morels, ramps asparagus

Given their increasing popularity, ramps are becoming a valuable commodity. Combine that with high rates of unemployment and you have a perfect recipe for overharvesting. People often indiscriminately dig up much of a hillside, leading some states like Tennessee and even a few Canadian provinces to enact severe protective measures. Remember that, like the buffalo, ginseng was once quite common. Many fear ramps are heading that way as well.

As with cultivated leeks and scallions, the whole ramp is edible, including the bulb. Recently, however, I began harvesting mostly the leaves, leaving the roots intact in the soil. That way, they can grow back, and it’s far easier anyway. I take these “green onions” and dehydrate them, chopping them up and storing them like dried chives to add to dishes throughout the year. Ramp salt and ramp butter are two other local favorites. Ramps can also be pickled, added to cornbread and used in soups and stocks — any way one would otherwise use onion or garlic.

Ramps are so pungent that many people shy away from them. But being of Sicilian stock, where garlic is a staple, I adore ramps’ rich, strong earthy flavor. I love to sauté ramps with morels and grilled asparagus or add them to omelets, soups and bread.

Ramps do have a dangerous look-alike: lily of the valley. The key difference is that lily of the valley does not smell like garlic or onions. No smell, no deal. If you’re still not sure, ASK a friend. Chances are, there’s a ramp lover nearby. Just follow your nose.

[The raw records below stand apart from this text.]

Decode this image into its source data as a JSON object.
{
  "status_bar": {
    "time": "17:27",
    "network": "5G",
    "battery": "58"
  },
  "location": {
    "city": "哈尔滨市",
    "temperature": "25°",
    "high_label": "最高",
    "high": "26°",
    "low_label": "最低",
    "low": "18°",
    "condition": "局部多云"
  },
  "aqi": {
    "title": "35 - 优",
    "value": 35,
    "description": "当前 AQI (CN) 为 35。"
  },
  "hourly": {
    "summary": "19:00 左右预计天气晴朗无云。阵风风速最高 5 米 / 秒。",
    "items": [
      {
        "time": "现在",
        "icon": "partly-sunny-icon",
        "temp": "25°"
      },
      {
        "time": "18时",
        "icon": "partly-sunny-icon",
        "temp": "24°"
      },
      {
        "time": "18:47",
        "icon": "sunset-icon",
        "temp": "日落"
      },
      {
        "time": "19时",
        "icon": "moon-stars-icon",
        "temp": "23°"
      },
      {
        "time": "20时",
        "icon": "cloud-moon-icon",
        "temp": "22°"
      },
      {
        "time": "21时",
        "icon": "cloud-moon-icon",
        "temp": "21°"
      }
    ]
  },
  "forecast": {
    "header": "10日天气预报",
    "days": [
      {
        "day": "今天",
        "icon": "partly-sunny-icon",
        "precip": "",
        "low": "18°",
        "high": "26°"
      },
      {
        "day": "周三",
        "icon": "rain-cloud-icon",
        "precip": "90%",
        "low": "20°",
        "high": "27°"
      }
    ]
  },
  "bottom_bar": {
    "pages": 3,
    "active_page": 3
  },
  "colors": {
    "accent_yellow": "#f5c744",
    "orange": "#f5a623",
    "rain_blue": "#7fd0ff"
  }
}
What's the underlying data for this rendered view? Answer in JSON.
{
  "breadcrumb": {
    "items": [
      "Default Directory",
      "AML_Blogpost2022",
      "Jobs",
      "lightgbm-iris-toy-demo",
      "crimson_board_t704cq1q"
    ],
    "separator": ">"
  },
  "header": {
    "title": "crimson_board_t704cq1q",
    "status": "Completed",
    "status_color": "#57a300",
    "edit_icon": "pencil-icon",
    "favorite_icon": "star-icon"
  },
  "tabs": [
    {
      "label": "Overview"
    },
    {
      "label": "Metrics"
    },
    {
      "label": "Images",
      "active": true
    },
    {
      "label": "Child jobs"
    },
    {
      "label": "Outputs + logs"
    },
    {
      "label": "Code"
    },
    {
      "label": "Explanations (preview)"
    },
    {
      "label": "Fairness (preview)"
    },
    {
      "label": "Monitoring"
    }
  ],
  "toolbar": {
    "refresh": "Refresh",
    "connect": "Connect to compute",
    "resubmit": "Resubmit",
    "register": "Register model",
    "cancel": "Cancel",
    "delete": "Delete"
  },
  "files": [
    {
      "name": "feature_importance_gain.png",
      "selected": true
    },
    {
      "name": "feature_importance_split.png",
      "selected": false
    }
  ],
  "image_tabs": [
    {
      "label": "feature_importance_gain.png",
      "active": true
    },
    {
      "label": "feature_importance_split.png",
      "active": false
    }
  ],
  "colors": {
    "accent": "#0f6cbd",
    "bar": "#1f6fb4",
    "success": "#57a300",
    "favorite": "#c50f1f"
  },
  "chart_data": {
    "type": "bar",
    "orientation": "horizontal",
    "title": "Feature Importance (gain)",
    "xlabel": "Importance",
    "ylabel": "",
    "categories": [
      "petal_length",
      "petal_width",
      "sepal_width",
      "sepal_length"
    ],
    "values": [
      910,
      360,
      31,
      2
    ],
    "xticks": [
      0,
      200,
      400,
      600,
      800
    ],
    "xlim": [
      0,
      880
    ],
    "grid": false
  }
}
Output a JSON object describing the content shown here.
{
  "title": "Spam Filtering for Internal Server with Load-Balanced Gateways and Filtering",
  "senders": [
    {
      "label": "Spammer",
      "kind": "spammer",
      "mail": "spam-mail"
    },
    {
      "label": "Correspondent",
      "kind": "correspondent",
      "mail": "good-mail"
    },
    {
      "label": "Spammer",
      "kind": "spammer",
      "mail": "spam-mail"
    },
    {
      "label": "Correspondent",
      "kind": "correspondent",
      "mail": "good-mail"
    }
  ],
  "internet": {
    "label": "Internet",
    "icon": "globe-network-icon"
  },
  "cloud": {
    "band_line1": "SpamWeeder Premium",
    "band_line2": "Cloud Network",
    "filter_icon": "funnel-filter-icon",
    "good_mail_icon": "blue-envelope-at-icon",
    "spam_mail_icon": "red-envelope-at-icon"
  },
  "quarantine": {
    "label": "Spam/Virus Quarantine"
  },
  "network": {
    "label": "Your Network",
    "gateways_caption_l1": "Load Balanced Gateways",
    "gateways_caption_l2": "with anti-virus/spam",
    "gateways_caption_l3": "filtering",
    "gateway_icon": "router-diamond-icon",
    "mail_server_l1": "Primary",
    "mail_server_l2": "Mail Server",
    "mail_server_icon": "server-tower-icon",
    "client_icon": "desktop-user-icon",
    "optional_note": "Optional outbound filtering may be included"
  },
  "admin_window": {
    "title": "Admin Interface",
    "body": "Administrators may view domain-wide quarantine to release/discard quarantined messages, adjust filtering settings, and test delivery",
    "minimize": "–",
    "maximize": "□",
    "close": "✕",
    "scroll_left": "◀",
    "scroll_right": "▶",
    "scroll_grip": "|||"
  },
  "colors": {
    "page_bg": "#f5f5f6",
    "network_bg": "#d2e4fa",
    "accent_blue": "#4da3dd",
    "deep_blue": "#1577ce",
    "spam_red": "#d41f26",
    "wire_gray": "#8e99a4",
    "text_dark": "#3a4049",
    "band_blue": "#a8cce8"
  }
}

Ramps have a fascinating history with volumes of folklore surrounding these humble plants. The city of Chicago owes its name to the ramp, as the plant’s indigenous name among the local tribes was shikaakwa. Ramps once grew in abundance along the Chicago River. Today, Chicago’s ramps lead to parking garages. But the name remains.

The odor of ramps is legendary. Once an editor of West Virginia’s Richwood News Leader added ramp juice to the ink as a joke. The letters to the editor poured in. The only person who made more of a stink about it than their readership was the postmaster.

Ramps have also been revered as medicine. They are said to ward off winter ailments, and indeed, a hefty dose of vitamins, minerals, immune boosters and antioxidants as packed into each plant.

Spring is a time of joy and rebirth, and ramps are one of the many pleasures in life we have to be thankful for.  Enjoy some of these wild delicacies and celebrate the gift of being alive in this season.


pesto and violets

Roger’s Wild Things: Recipes to Make Your Heart Sing

Wild Greens Pesto (makes a good 2 cups worth)

4 cups packed 4 cups chickweed, or 4 cups wild violet leaves,or lamb’s quarters or (about 6oz)

***my favorite wild pesto is to use about 2-3 cups chickweed as a base and mix in a handful(1 cup) of violet leaves, a few wild mustard greens(either wintercress or pennsylvania bittercress) and sometimes a few dandelion greens and or/young yellow dock- some friends don’t like the mild bitter tint from either mustard, dandelion or dock so its easy to just use non bitter greens but I like to include some mild bitters flavors in my diet…

15 garlic scapes (about 3 ounces)-or one to two handfuls depending on how garlicky you like it

***also, most the time I don’t measure and just wing it adding extra plants,and flowers according to my mood and what I find- its very forgivable and malleable to creative play.

1/2 cup olive oil

1 cup nuts, finely chopped (pine nuts, black or english walnuts are favorites but also use  toasted sunflower or pumpkin seeds)

1 /2 to 1 cup parmesan, grated

optional-  1/4 cup wild wood sorrel or 1/ 2 fresh lemon

salt as needed

Blend nuts in food processor.You can also use a mortar and pestle-much more work but does a good job! Ive improvised on the trail using a rounded rock and creek rock pothole! Remove to a bowl. Add all ingredients and blend until pureed. Adjust seasoning as desired, adding more cheese or garlic or sorrel or  lemon juice or salt. This is a mild pesto, the spiciness will depend on the mustard greens, scapes or other spicy wild herbs. Serve with thinly  sliced jerusalem artichokes, whole grain crackers, freshly baked bread or use in pasta or as a condiment to a milder soup. This freezes well and is a great way to store fresh wild greens for later use.